|Editor||D. Patrick Rodgers|
210 12th Ave. South, Ste. 100|
Nashville, TN 37203
Nashville Scene is an alternative newsweekly in Nashville, Tennessee. It was founded in 1989, became a part of Village Voice Media in 1999, and later joined the ranks of sixteen other publications after a merger of Village Voice Media with New Times Media early in 2006. In 2009, the paper was acquired by SouthComm Communications. The publication mainly reports and opines on music, arts, entertainment, and local and state politics in Nashville.
The Nashville Scene once was a "throw away" sales advertising vehicle owned by Gordon Inman of Brentwood, TN.
In 1989, after years as a national newspaper sales representative based in New York, Albie Delfavero recognized the need of his hometown, Nashville, to have an alternative weekly paper. The "alternative paper" format made news in cities across the country, especially on the east coast. The industry itself made news, took journalistic risk, provided arts criticism, schedules, and "happenings," and did not mince words re local and national politics.
Delfavero enlisted Bruce Dobie, political reporter for Nashville's soon to be "late" daily, The Nashville Banner, to become editor. The both of them, with an array of investors, bought the "Scene" from Inman and transformed it from a driveway throw-away to a long respected voice in Nashville's civic, arts, and political community.
In 1999 "The City Press," as their corporation was dubbed in 1989, merged with The Village Voice.

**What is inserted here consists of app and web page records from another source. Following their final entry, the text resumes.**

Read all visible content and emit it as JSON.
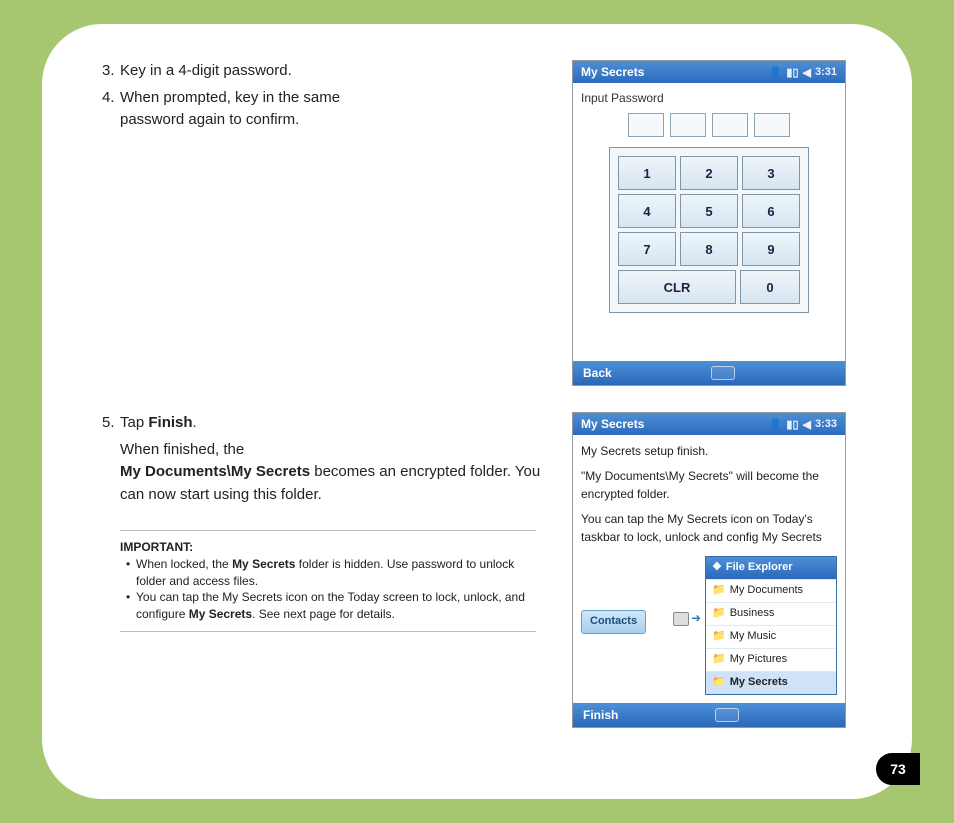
{
  "steps": {
    "s3": "Key in a 4-digit password.",
    "s4": "When prompted, key in the same password again to confirm.",
    "s5_intro": "Tap ",
    "s5_bold": "Finish",
    "s5_period": ".",
    "s5_body_a": "When finished, the",
    "s5_body_b1": "My Documents\\My Secrets",
    "s5_body_b2": " becomes an encrypted folder. You can now start using this folder."
  },
  "important": {
    "label": "IMPORTANT:",
    "b1a": "When locked, the ",
    "b1b": "My Secrets",
    "b1c": " folder is hidden. Use password to unlock folder and access files.",
    "b2a": "You can tap the My Secrets icon on the Today screen to lock, unlock, and configure ",
    "b2b": "My Secrets",
    "b2c": ". See next page for details."
  },
  "phone1": {
    "title": "My Secrets",
    "time": "3:31",
    "prompt": "Input Password",
    "keys": [
      "1",
      "2",
      "3",
      "4",
      "5",
      "6",
      "7",
      "8",
      "9",
      "CLR",
      "0"
    ],
    "back": "Back"
  },
  "phone2": {
    "title": "My Secrets",
    "time": "3:33",
    "line1": "My Secrets setup finish.",
    "line2": "\"My Documents\\My Secrets\" will become the encrypted folder.",
    "line3": "You can tap the My Secrets icon on Today's taskbar to lock, unlock and config My Secrets",
    "contacts": "Contacts",
    "menu_head": "File Explorer",
    "menu_items": [
      "My Documents",
      "Business",
      "My Music",
      "My Pictures",
      "My Secrets"
    ],
    "finish": "Finish"
  },
  "page_number": "73"
}
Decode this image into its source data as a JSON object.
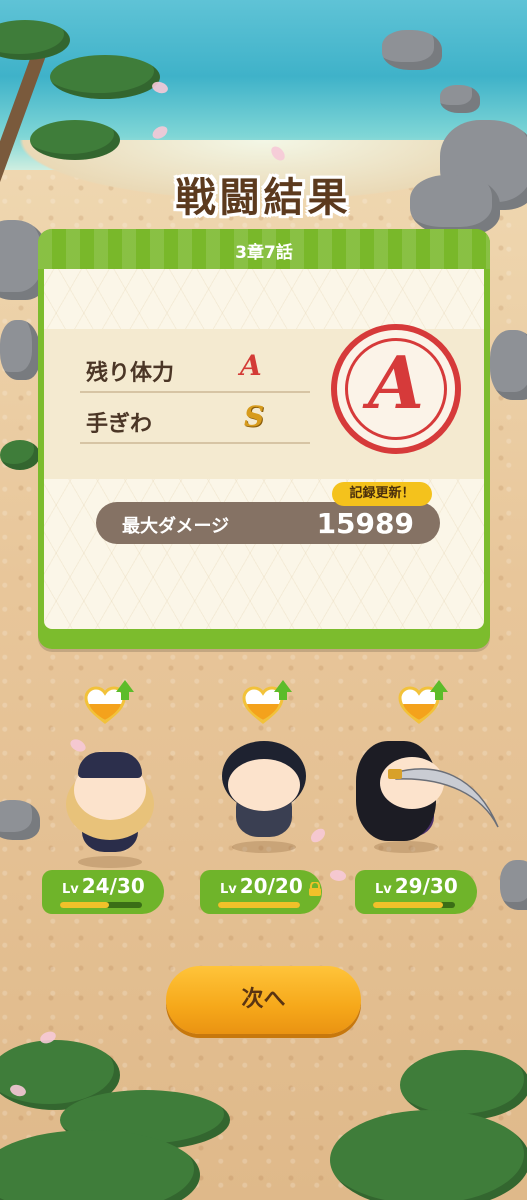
{
  "screen": {
    "title": "戦闘結果",
    "chapter": "3章7話"
  },
  "grades": {
    "rows": [
      {
        "label": "残り体力",
        "grade": "A"
      },
      {
        "label": "手ぎわ",
        "grade": "S"
      }
    ],
    "overall": "A"
  },
  "damage": {
    "label": "最大ダメージ",
    "value": "15989",
    "record_badge": "記録更新！"
  },
  "party": [
    {
      "lv": "24/30",
      "progress": 0.6,
      "locked": false
    },
    {
      "lv": "20/20",
      "progress": 1.0,
      "locked": true
    },
    {
      "lv": "29/30",
      "progress": 0.85,
      "locked": false
    }
  ],
  "lv_prefix": "Lv",
  "next_button": "次へ",
  "colors": {
    "panel_green": "#7cbc2d",
    "grade_red": "#d33b36",
    "grade_gold": "#d79b1c",
    "button_orange": "#f6a81a"
  }
}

In 1999, Del Favero and Dobie formed a group of investors and purchased Stern Publishing, then-owner of the Village Voice and five other alternative newsweeklies across the nation. They named the new corporation Village Voice Media.Village Voice publisher David Schneiderman, also one of the investors, became chief executive officer of the new venture.
In late 2004, both Del Favero  and Dobie resigned their positions as publisher and editor of the Scene. The editor role was taken on by the Scenes then-news editor Liz Garrigan. Chris Ferrell was hired by Village Voice Media to assume the role of publisher at the beginning of 2005.

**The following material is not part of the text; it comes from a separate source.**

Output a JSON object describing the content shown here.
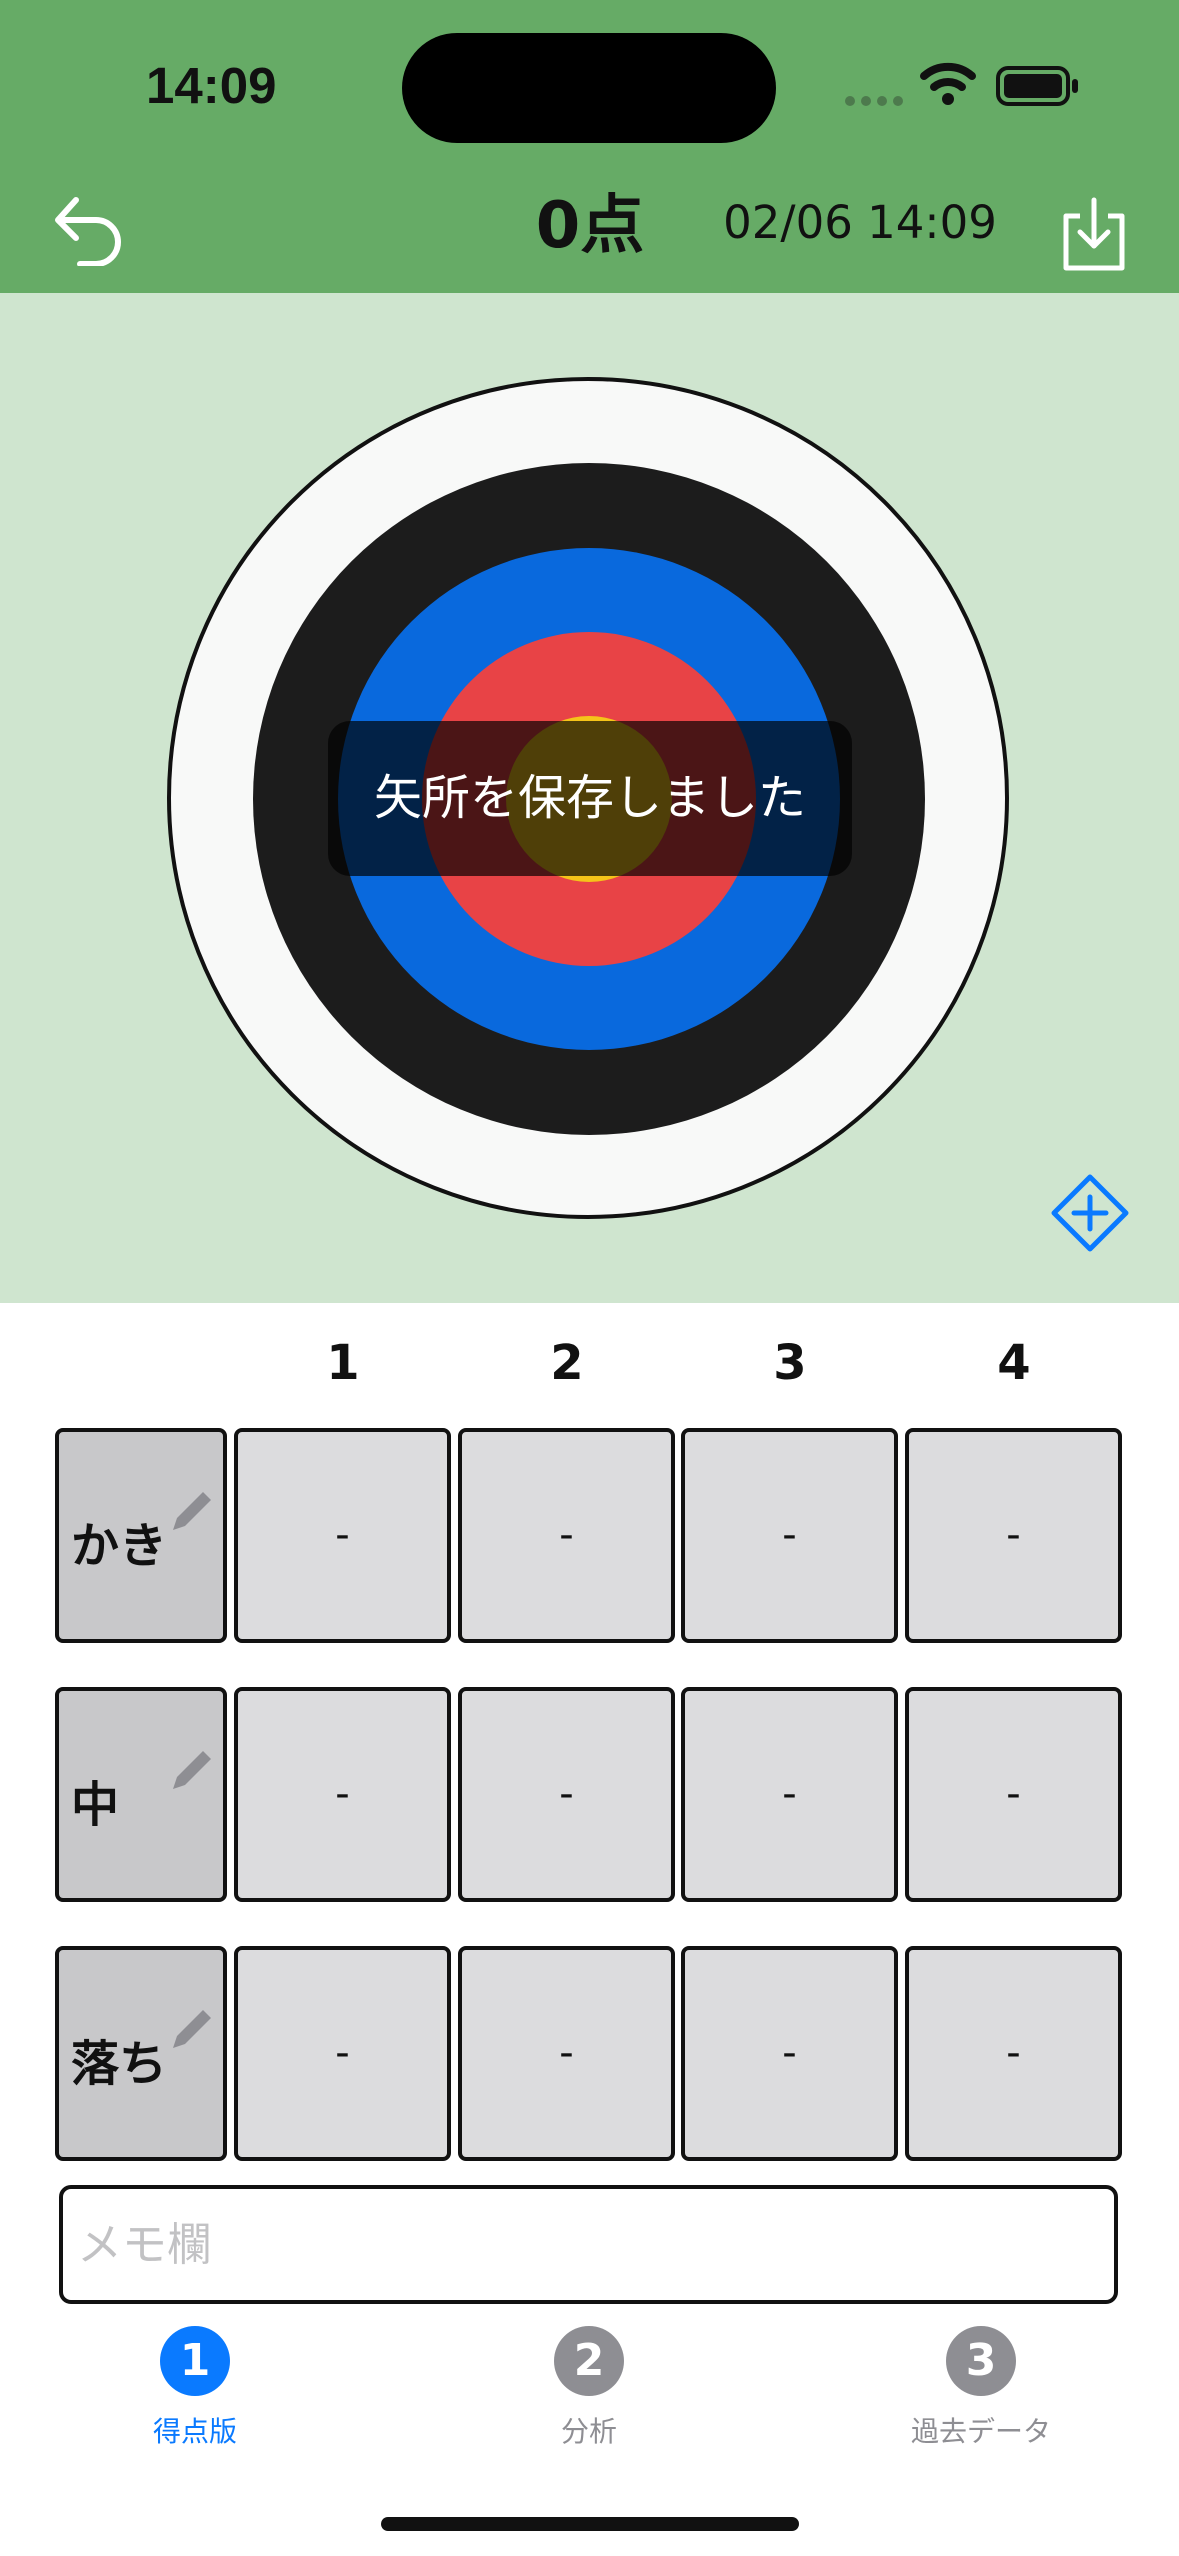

On September 27, 2007, Ferrell announced his resignation as publisher of the Nashville Scene and, two weeks later, was replaced by long-time Scene retail sales account executive Mike Smith, who took the title of associate publisher in line with the post-merger title structuring of Village Voice Media.
On May 6, 2008, Garrigan announced her resignation as editor on the Nashville Scene blog Pith in the Wind. She characterized her departure as "anti-climactic" and "not a protest resignation, a corporate cost-cutting measure or a veiled firing." She added that she had imposed a five-year expiration date for herself as editor, and would be cutting that short because she felt she had accomplished what she set out to accomplish. Garrigan's last day as Scene editor was slated for June 30, 2008.
On August 19, 2009, former Nashville Scene publisher Ferrell announced that his Nashville-based media company, SouthComm Communications, was acquiring Nashville Scene from Village Voice Media. SouthComm was formed in late 2007 and spent much of its first two years acquiring media properties in Alpharetta, Ga., Nashville, Tenn., and Louisville, Ky. Kotz was not retained as editor when the paper was purchased by SouthComm. Jim Ridley, who served as senior writer under Garrigan and managing editor under Kotz, was named editor. His tenure began with the September 3, 2009 issue.
On May 7, 2015, news editor Steve Cavendish announced that Daryl Cagle would contribute a weekly cartoon called "Metropolitan Planning Commission Funnies," focusing on city planning issues like umbilical houses, downtown cranes, Music Row demolitions and pop-up subdivisions. "Nashville is growing like a weed, and though officials talk about planning, they really just approve every stupid proposal." Cagle wrote on his blog. "I'll try pushing the limits on how rude I can be to local public servants - hey, it's an altie-weekly, I should be able to get nasty." 
On April 9, 2016, Scene editor-in-chief Jim Ridley died at the age of 50 after suffering a cardiac event while at work. He had been with the paper as its film critic since 1989.
Former news editor Steve Cavendish came on as the Scene's editor in July 2016. SouthComm enacted editorial layoffs a year later, and Cavendish was among those cut. Longtime staffer D. Patrick Rodgers -- who previously served as music editor and managing editor -- was named the Scene's editor in November 2017.